You need a lot of discipline to make it as a freelance writer. The good thing about working for yourself is that you don’t have a boss and nobody tells you what to do. The bad thing is that you don’t have a boss, nobody tells you what to do, so it’s all up to you. You need to get yourself organized and motivated and do the work that is necessary.
I have been doing this for long enough so that I have processes and routines that work for me and keep me productive, but getting there took a lot of conscious effort.
Plus, don’t underestimate the psychological component. Putting yourself out there, pitching your work, dealing with the insecurity of whether you are going to make it, getting rejected, etc. takes a lot of courage and thick skin and you need to be able to deal with it. There will be self-doubts, second-guessing yourself, setbacks, and growing pains that are uncomfortable to go through. While it gets better over time, in the beginning, that’s often the biggest hurdle and the most common reason why people quit.
15. What tools do you use to manage your own time and workflow?
I use Toggl to track my time and also as a sort of Pomodoro timer since I tend to work in sprints. Evernote is what I use for keeping everything organized and all my important information in one place. I also have a Moleskine calendar that I use for my day-to-day planning and to-do list but that’s it for the most part. I try to keep it lean and uncomplicated.
16. What are some non-fiction books that helped you in your career?
“The 4-Hour Workweek” by Tim Ferriss. This is the book that got me started with the idea of wanting to earn money online and being location-independent. While its advice on online entrepreneurship is no longer really up to date (the Internet has changed a lot since it came out), I still use many of the productivity tips from the book, e.g. only checking my emails twice a day.
“The Education of Millionaires” by Michael Ellsberg, is a book that, despite the title, is pretty down to Earth. It is a collection of interviews with real-life millionaires about how they managed to be successful. The book stresses the importance of informal education, meaning learning skills outside of school, college, etc. Having self-taught myself pretty much everything that I am earning money with, it’s something I am a big fan of. Plus, the book tells you about the most important skills to learn in order to earn money and how to get started.
Finally, there is “The $100 Startup” by Chris Guillebeau. Overall, Chris and his fantastic blog were a big source of inspiration for me at the beginning of my journey (he was on a quest to visit all countries in the world before turning 35 back then, which he did!). He stresses that you can live life the way you want and not the way others want you to and the book gives you a lot of ideas on how to start businesses with little overhead.
I have a few more in mind but these are definitely good places to start.
17. And finally, if you had to go back in time and offer advice to your younger self at the beginning of your writing career, what would you say?
If I could do it all over again, I would start sooner and make the decision to invest in what I want earlier. I spent a lot of time being without direction and only started thinking about what I really wanted for a career when I was at the end of university. I probably could have saved myself some years of floating around and been more successful earlier in life.

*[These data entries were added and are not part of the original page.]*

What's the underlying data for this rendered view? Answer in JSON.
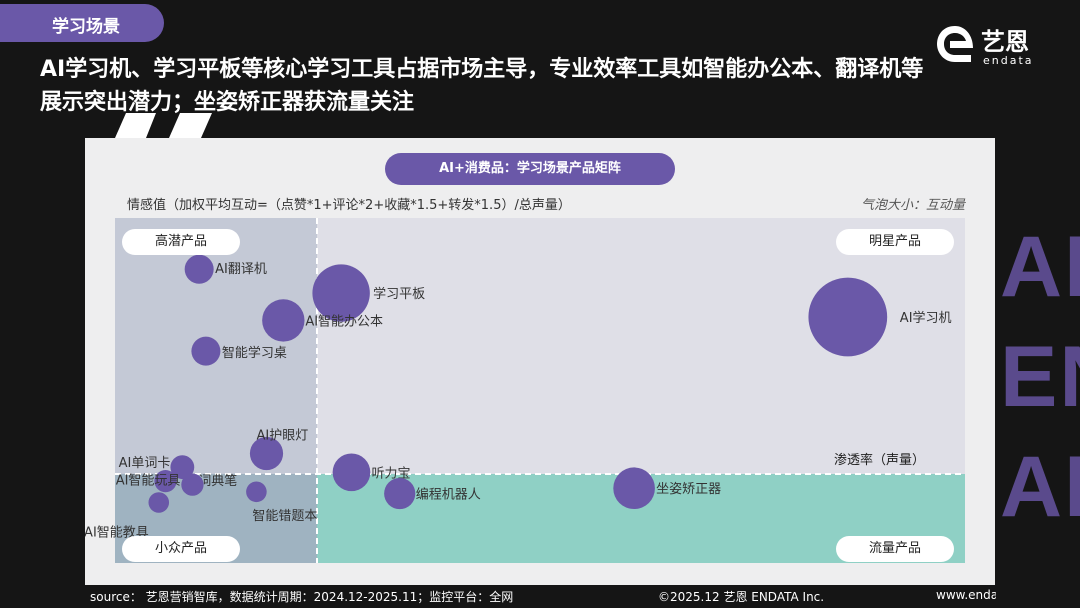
{
  "section_tag": "学习场景",
  "headline": "AI学习机、学习平板等核心学习工具占据市场主导，专业效率工具如智能办公本、翻译机等展示突出潜力；坐姿矫正器获流量关注",
  "logo": {
    "name": "艺恩",
    "sub": "endata"
  },
  "decor_letters": "AL\nEN\nAI",
  "chart_data": {
    "type": "scatter",
    "title": "AI+消费品：学习场景产品矩阵",
    "ylabel": "情感值（加权平均互动=（点赞*1+评论*2+收藏*1.5+转发*1.5）/总声量）",
    "xlabel": "渗透率（声量）",
    "bubble_note": "气泡大小：互动量",
    "quadrants": {
      "top_left": "高潜产品",
      "top_right": "明星产品",
      "bottom_left": "小众产品",
      "bottom_right": "流量产品"
    },
    "xlim": [
      0,
      100
    ],
    "ylim": [
      0,
      100
    ],
    "divider": {
      "x": 6,
      "y": 25
    },
    "points": [
      {
        "label": "AI翻译机",
        "x": 2.5,
        "y": 85,
        "size": 1
      },
      {
        "label": "学习平板",
        "x": 9.5,
        "y": 78,
        "size": 5
      },
      {
        "label": "AI智能办公本",
        "x": 5,
        "y": 70,
        "size": 2.5
      },
      {
        "label": "智能学习桌",
        "x": 2.7,
        "y": 61,
        "size": 1
      },
      {
        "label": "AI学习机",
        "x": 83,
        "y": 71,
        "size": 10
      },
      {
        "label": "AI护眼灯",
        "x": 4.5,
        "y": 31,
        "size": 1.4
      },
      {
        "label": "AI单词卡",
        "x": 2,
        "y": 27,
        "size": 0.6
      },
      {
        "label": "AI词典笔",
        "x": 1.5,
        "y": 23,
        "size": 0.5
      },
      {
        "label": "听力宝",
        "x": 11,
        "y": 25.5,
        "size": 1.9
      },
      {
        "label": "AI智能玩具",
        "x": 2.3,
        "y": 22,
        "size": 0.5
      },
      {
        "label": "智能错题本",
        "x": 4.2,
        "y": 20,
        "size": 0.4
      },
      {
        "label": "AI智能教具",
        "x": 1.3,
        "y": 17,
        "size": 0.4
      },
      {
        "label": "编程机器人",
        "x": 18,
        "y": 19.5,
        "size": 1.2
      },
      {
        "label": "坐姿矫正器",
        "x": 52,
        "y": 21,
        "size": 2.4
      }
    ],
    "colors": {
      "point": "#6a58a8",
      "quad_top_left": "#c4c9d6",
      "quad_top_right": "#dfdfe7",
      "quad_bottom_left": "#9fb3c1",
      "quad_bottom_right": "#8fd0c5"
    }
  },
  "footer": {
    "source": "source： 艺恩营销智库，数据统计周期：2024.12-2025.11；监控平台：全网",
    "copyright": "©2025.12 艺恩 ENDATA Inc.",
    "url": "www.endata.com.cn"
  }
}
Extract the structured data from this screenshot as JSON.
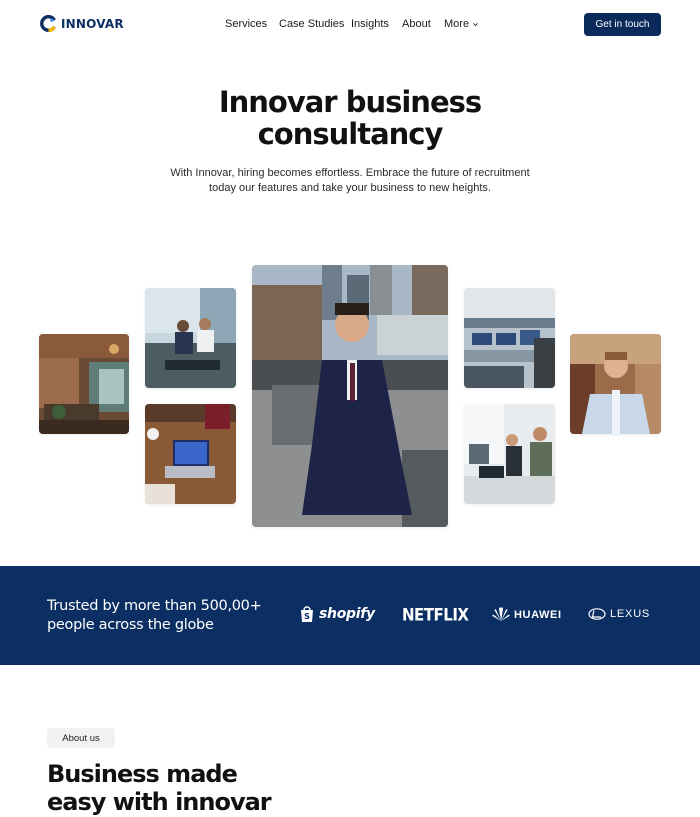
{
  "brand": {
    "name": "INNOVAR"
  },
  "nav": {
    "links": [
      "Services",
      "Case Studies",
      "Insights",
      "About",
      "More"
    ],
    "cta": "Get in touch"
  },
  "hero": {
    "title_line1": "Innovar business",
    "title_line2": "consultancy",
    "subtitle_line1": "With Innovar, hiring becomes effortless. Embrace the future of recruitment",
    "subtitle_line2": "today our features and take your business to new heights."
  },
  "trust": {
    "line1": "Trusted by more than 500,00+",
    "line2": "people across the globe",
    "logos": [
      "shopify",
      "NETFLIX",
      "HUAWEI",
      "LEXUS"
    ]
  },
  "about": {
    "pill": "About us",
    "title_line1": "Business made",
    "title_line2": "easy with innovar"
  },
  "colors": {
    "primary": "#0b2f63",
    "button": "#0b2a5c",
    "pill_bg": "#f1f1f1"
  },
  "icons": [
    "innovar-logo-icon",
    "chevron-down-icon",
    "shopify-bag-icon",
    "huawei-petal-icon",
    "lexus-emblem-icon"
  ]
}
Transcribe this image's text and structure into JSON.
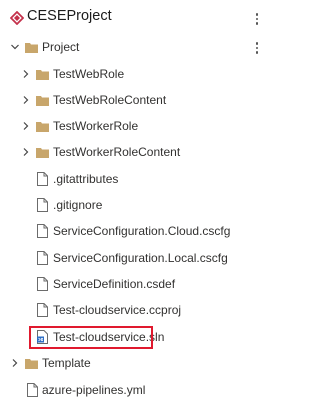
{
  "header": {
    "title": "CESEProject",
    "logo_icon": "visual-studio-solution-icon",
    "more_icon": "more-vertical-icon"
  },
  "tree": {
    "root_folder": {
      "label": "Project",
      "expanded": true
    },
    "project_items": [
      {
        "type": "folder",
        "label": "TestWebRole",
        "expanded": false
      },
      {
        "type": "folder",
        "label": "TestWebRoleContent",
        "expanded": false
      },
      {
        "type": "folder",
        "label": "TestWorkerRole",
        "expanded": false
      },
      {
        "type": "folder",
        "label": "TestWorkerRoleContent",
        "expanded": false
      },
      {
        "type": "file",
        "label": ".gitattributes"
      },
      {
        "type": "file",
        "label": ".gitignore"
      },
      {
        "type": "file",
        "label": "ServiceConfiguration.Cloud.cscfg"
      },
      {
        "type": "file",
        "label": "ServiceConfiguration.Local.cscfg"
      },
      {
        "type": "file",
        "label": "ServiceDefinition.csdef"
      },
      {
        "type": "file",
        "label": "Test-cloudservice.ccproj"
      },
      {
        "type": "solution",
        "label": "Test-cloudservice.sln",
        "highlighted": true
      }
    ],
    "template_folder": {
      "label": "Template",
      "expanded": false
    },
    "root_file": {
      "label": "azure-pipelines.yml"
    }
  },
  "colors": {
    "highlight_border": "#e0192e",
    "folder_fill": "#c8a66b",
    "logo_red": "#c4314b"
  }
}
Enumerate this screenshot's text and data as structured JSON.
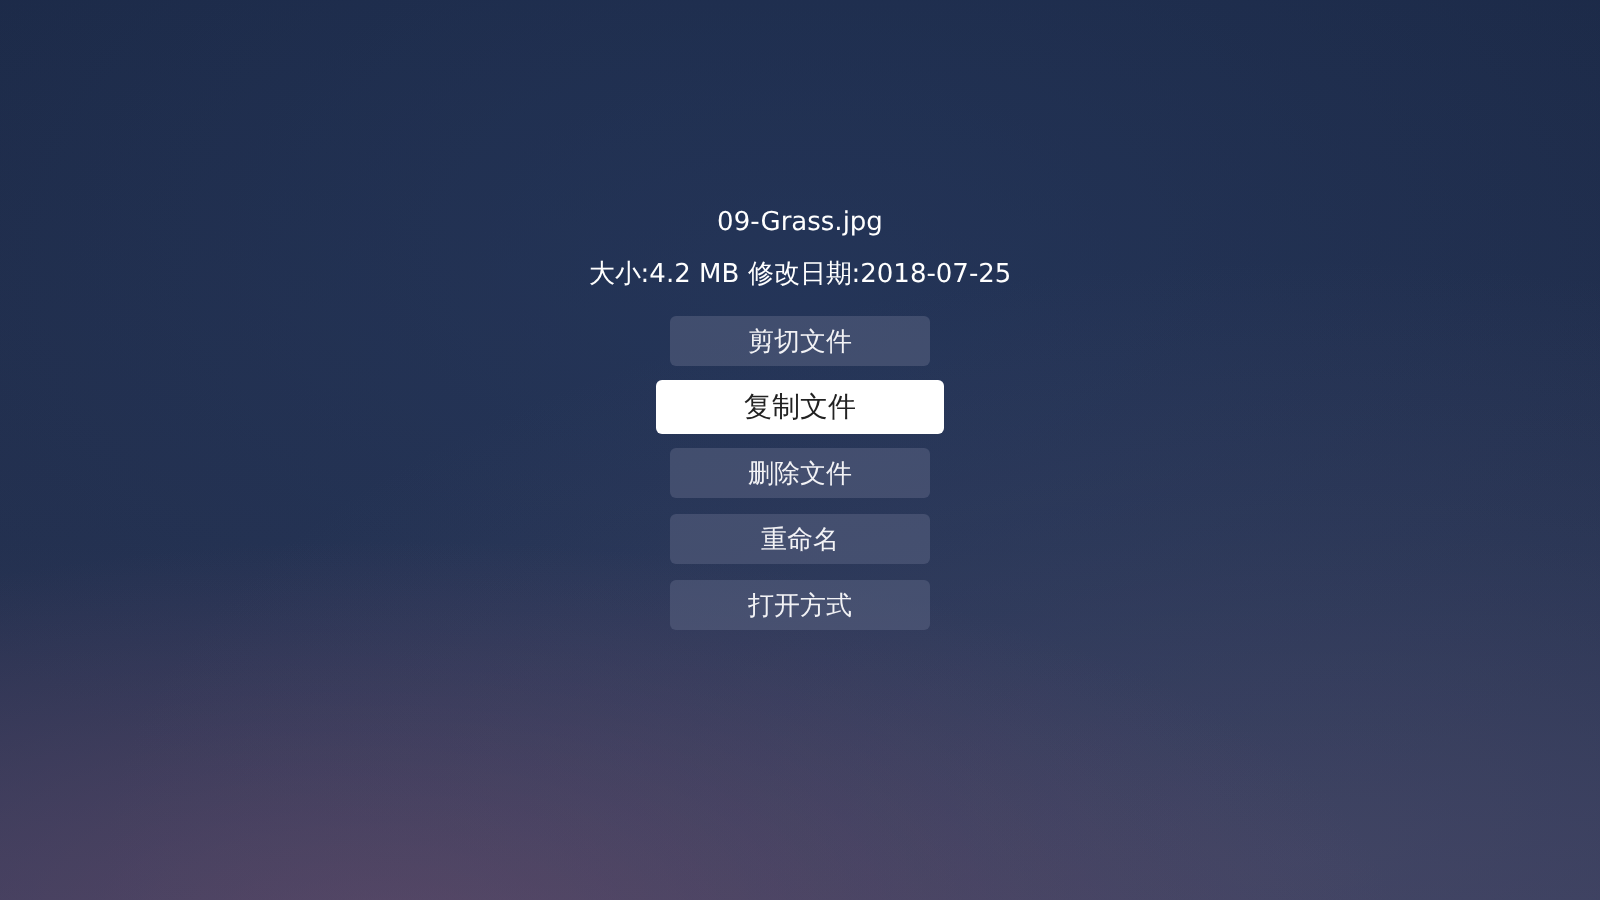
{
  "file": {
    "name": "09-Grass.jpg",
    "info": "大小:4.2 MB 修改日期:2018-07-25"
  },
  "actions": [
    {
      "label": "剪切文件",
      "selected": false
    },
    {
      "label": "复制文件",
      "selected": true
    },
    {
      "label": "删除文件",
      "selected": false
    },
    {
      "label": "重命名",
      "selected": false
    },
    {
      "label": "打开方式",
      "selected": false
    }
  ]
}
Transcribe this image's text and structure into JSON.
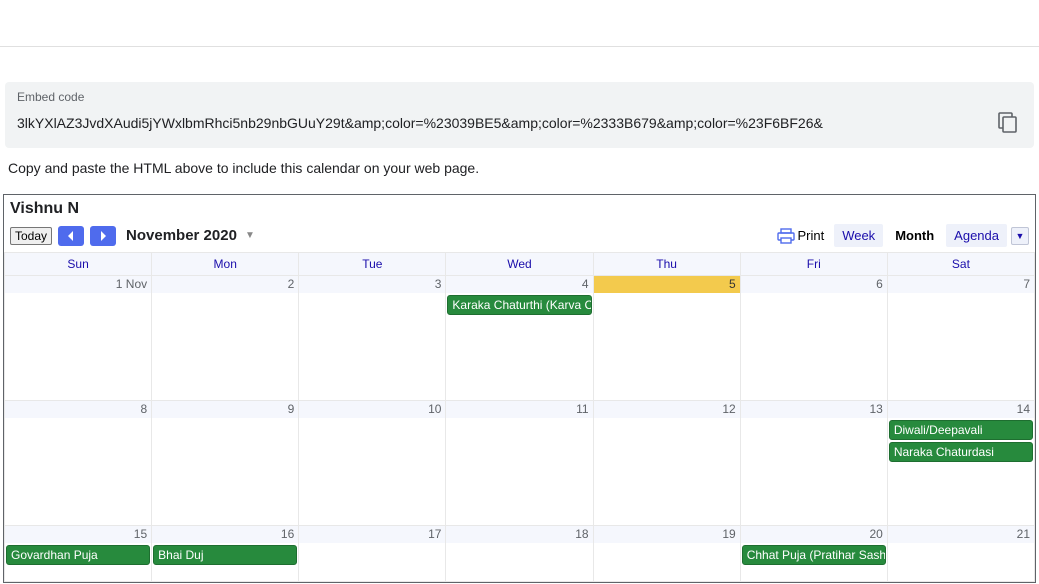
{
  "embed": {
    "label": "Embed code",
    "code": "3lkYXlAZ3JvdXAudi5jYWxlbmRhci5nb29nbGUuY29t&amp;color=%23039BE5&amp;color=%2333B679&amp;color=%23F6BF26&"
  },
  "help_text": "Copy and paste the HTML above to include this calendar on your web page.",
  "calendar": {
    "title": "Vishnu N",
    "today_btn": "Today",
    "month_label": "November 2020",
    "print_label": "Print",
    "views": {
      "week": "Week",
      "month": "Month",
      "agenda": "Agenda"
    },
    "days": [
      "Sun",
      "Mon",
      "Tue",
      "Wed",
      "Thu",
      "Fri",
      "Sat"
    ],
    "weeks": [
      [
        {
          "label": "1 Nov"
        },
        {
          "label": "2"
        },
        {
          "label": "3"
        },
        {
          "label": "4",
          "events": [
            "Karaka Chaturthi (Karva Chauth)"
          ]
        },
        {
          "label": "5",
          "today": true
        },
        {
          "label": "6"
        },
        {
          "label": "7"
        }
      ],
      [
        {
          "label": "8"
        },
        {
          "label": "9"
        },
        {
          "label": "10"
        },
        {
          "label": "11"
        },
        {
          "label": "12"
        },
        {
          "label": "13"
        },
        {
          "label": "14",
          "events": [
            "Diwali/Deepavali",
            "Naraka Chaturdasi"
          ]
        }
      ],
      [
        {
          "label": "15",
          "events": [
            "Govardhan Puja"
          ]
        },
        {
          "label": "16",
          "events": [
            "Bhai Duj"
          ]
        },
        {
          "label": "17"
        },
        {
          "label": "18"
        },
        {
          "label": "19"
        },
        {
          "label": "20",
          "events": [
            "Chhat Puja (Pratihar Sashthi/Surya Sashthi)"
          ]
        },
        {
          "label": "21"
        }
      ]
    ]
  }
}
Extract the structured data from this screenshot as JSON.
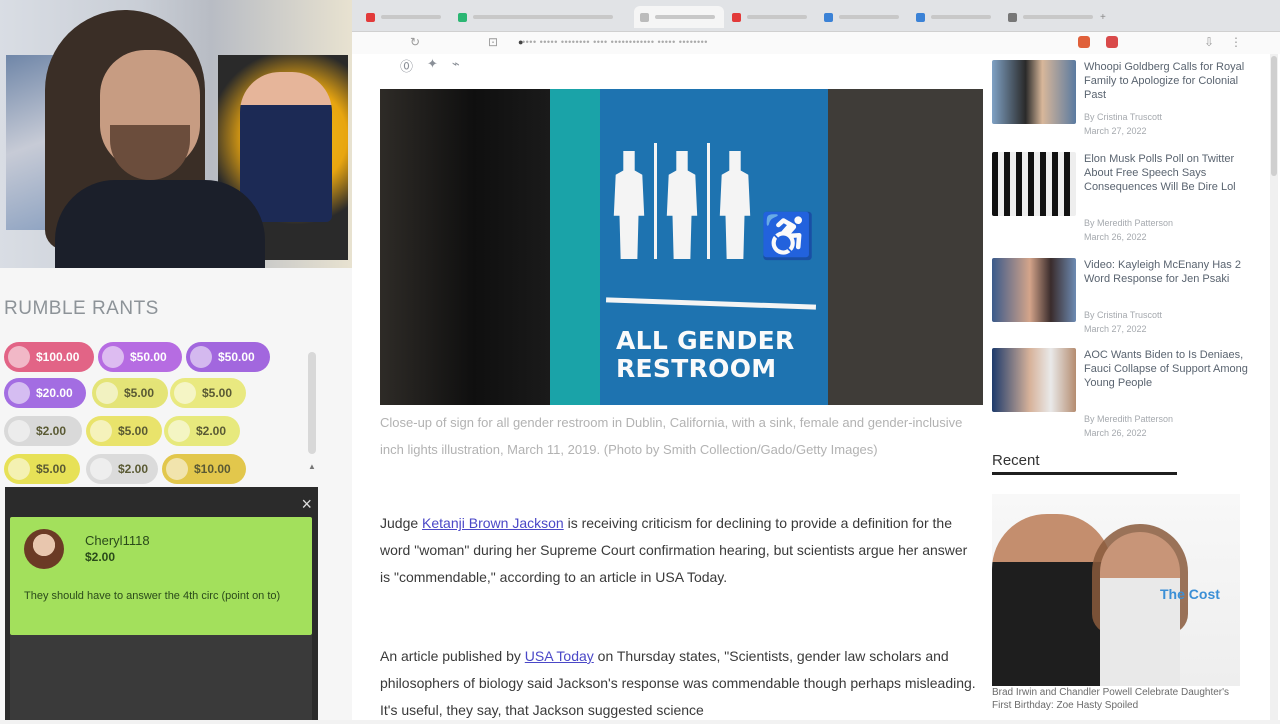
{
  "stream": {
    "rants_title": "RUMBLE RANTS",
    "rants": [
      {
        "amount": "$100.00",
        "color": "#e0557a"
      },
      {
        "amount": "$50.00",
        "color": "#b05ee0"
      },
      {
        "amount": "$50.00",
        "color": "#9a58dc"
      },
      {
        "amount": "$20.00",
        "color": "#9b5fe0"
      },
      {
        "amount": "$5.00",
        "color": "#e3e36a"
      },
      {
        "amount": "$5.00",
        "color": "#e8e874"
      },
      {
        "amount": "$2.00",
        "color": "#d6d6d6"
      },
      {
        "amount": "$5.00",
        "color": "#e8e25c"
      },
      {
        "amount": "$2.00",
        "color": "#e6e870"
      },
      {
        "amount": "$5.00",
        "color": "#e6df46"
      },
      {
        "amount": "$2.00",
        "color": "#d9d9d9"
      },
      {
        "amount": "$10.00",
        "color": "#e0c23a"
      }
    ],
    "chat": {
      "close": "×",
      "username": "Cheryl1118",
      "amount": "$2.00",
      "message": "They should have to answer the 4th circ (point on to)"
    }
  },
  "browser": {
    "address": "•••• ••••• •••••••• •••• •••••••••••• ••••• ••••••••",
    "share_icons": [
      "rumble-icon",
      "twitter-icon",
      "link-icon"
    ],
    "hero_sign": {
      "line1": "ALL GENDER",
      "line2": "RESTROOM"
    },
    "caption": "Close-up of sign for all gender restroom in Dublin, California, with a sink, female and gender-inclusive inch lights illustration, March 11, 2019. (Photo by Smith Collection/Gado/Getty Images)",
    "para1": {
      "before": "Judge ",
      "link": "Ketanji Brown Jackson",
      "after": " is receiving criticism for declining to provide a definition for the word \"woman\" during her Supreme Court confirmation hearing, but scientists argue her answer is \"commendable,\" according to an article in USA Today."
    },
    "para2": {
      "before": "An article published by ",
      "link": "USA Today",
      "after": " on Thursday states, \"Scientists, gender law scholars and philosophers of biology said Jackson's response was commendable though perhaps misleading. It's useful, they say, that Jackson suggested science"
    },
    "sidebar": [
      {
        "title": "Whoopi Goldberg Calls for Royal Family to Apologize for Colonial Past",
        "meta1": "By Cristina Truscott",
        "meta2": "March 27, 2022"
      },
      {
        "title": "Elon Musk Polls Poll on Twitter About Free Speech Says Consequences Will Be Dire Lol",
        "meta1": "By Meredith Patterson",
        "meta2": "March 26, 2022"
      },
      {
        "title": "Video: Kayleigh McEnany Has 2 Word Response for Jen Psaki",
        "meta1": "By Cristina Truscott",
        "meta2": "March 27, 2022"
      },
      {
        "title": "AOC Wants Biden to Is Deniaes, Fauci Collapse of Support Among Young People",
        "meta1": "By Meredith Patterson",
        "meta2": "March 26, 2022"
      }
    ],
    "recent_label": "Recent",
    "recent_brand": "The Cost",
    "recent_caption": "Brad Irwin and Chandler Powell Celebrate Daughter's First Birthday: Zoe Hasty Spoiled"
  }
}
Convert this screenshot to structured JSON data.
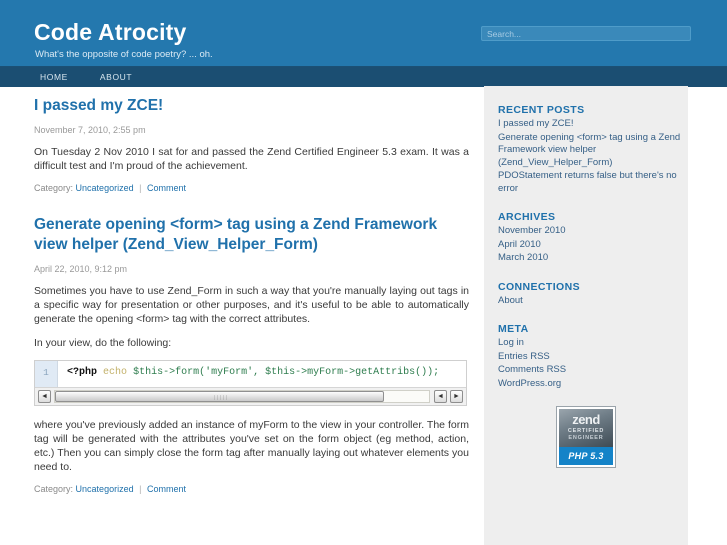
{
  "header": {
    "site_title": "Code Atrocity",
    "tagline": "What's the opposite of code poetry? ... oh.",
    "search_placeholder": "Search...",
    "search_value": "",
    "bg_color": "#2478ae"
  },
  "nav": {
    "items": [
      {
        "label": "HOME"
      },
      {
        "label": "ABOUT"
      }
    ],
    "bg_color": "#1b4e72"
  },
  "posts": [
    {
      "title": "I passed my ZCE!",
      "date": "November 7, 2010, 2:55 pm",
      "paragraphs": [
        "On Tuesday 2 Nov 2010 I sat for and passed the Zend Certified Engineer 5.3 exam.  It was a difficult test and I'm proud of the achievement."
      ],
      "meta_label": "Category:",
      "category": "Uncategorized",
      "comment": "Comment"
    },
    {
      "title": "Generate opening <form> tag using a Zend Framework view helper (Zend_View_Helper_Form)",
      "date": "April 22, 2010, 9:12 pm",
      "paragraph_1": "Sometimes you have to use Zend_Form in such a way that you're manually laying out tags in a specific way for presentation or other purposes, and it's useful to be able to automatically generate the opening <form> tag with the correct attributes.",
      "paragraph_2": "In your view, do the following:",
      "paragraph_3": "where you've previously added an instance of myForm to the view in your controller. The form tag will be generated with the attributes you've set on the form object (eg method, action, etc.) Then you can simply close the form tag after manually laying out whatever elements you need to.",
      "meta_label": "Category:",
      "category": "Uncategorized",
      "comment": "Comment",
      "code": {
        "line_number": "1",
        "tokens": {
          "open_tag": "<?php",
          "keyword": "echo",
          "rest": "$this->form('myForm', $this->myForm->getAttribs());"
        },
        "scroll_left_icon": "◄",
        "scroll_right_icon": "►"
      }
    }
  ],
  "sidebar": {
    "widgets": [
      {
        "title": "Recent Posts",
        "items": [
          {
            "label": "I passed my ZCE!"
          },
          {
            "label": "Generate opening <form> tag using a Zend Framework view helper (Zend_View_Helper_Form)"
          },
          {
            "label": "PDOStatement returns false but there's no error"
          }
        ]
      },
      {
        "title": "Archives",
        "items": [
          {
            "label": "November 2010"
          },
          {
            "label": "April 2010"
          },
          {
            "label": "March 2010"
          }
        ]
      },
      {
        "title": "Connections",
        "items": [
          {
            "label": "About"
          }
        ]
      },
      {
        "title": "Meta",
        "items": [
          {
            "label": "Log in"
          },
          {
            "label": "Entries RSS"
          },
          {
            "label": "Comments RSS"
          },
          {
            "label": "WordPress.org"
          }
        ]
      }
    ],
    "badge": {
      "brand": "zend",
      "line1": "CERTIFIED",
      "line2": "ENGINEER",
      "version": "PHP 5.3",
      "accent_color": "#1483c8"
    }
  }
}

Aside from that, I probably would advise myself to start writing for myself earlier. I am currently in the process of growing my own blog and not just working for other people to build myself another leg to stand on. I could have probably done that and been further along the way years earlier as well.
Aside from that, thanks a lot for having me! I hope your readers get a lot out of my answers. If there are any questions or if I can help with anything, please feel free to get in touch via my website or on Twitter or LinkedIn.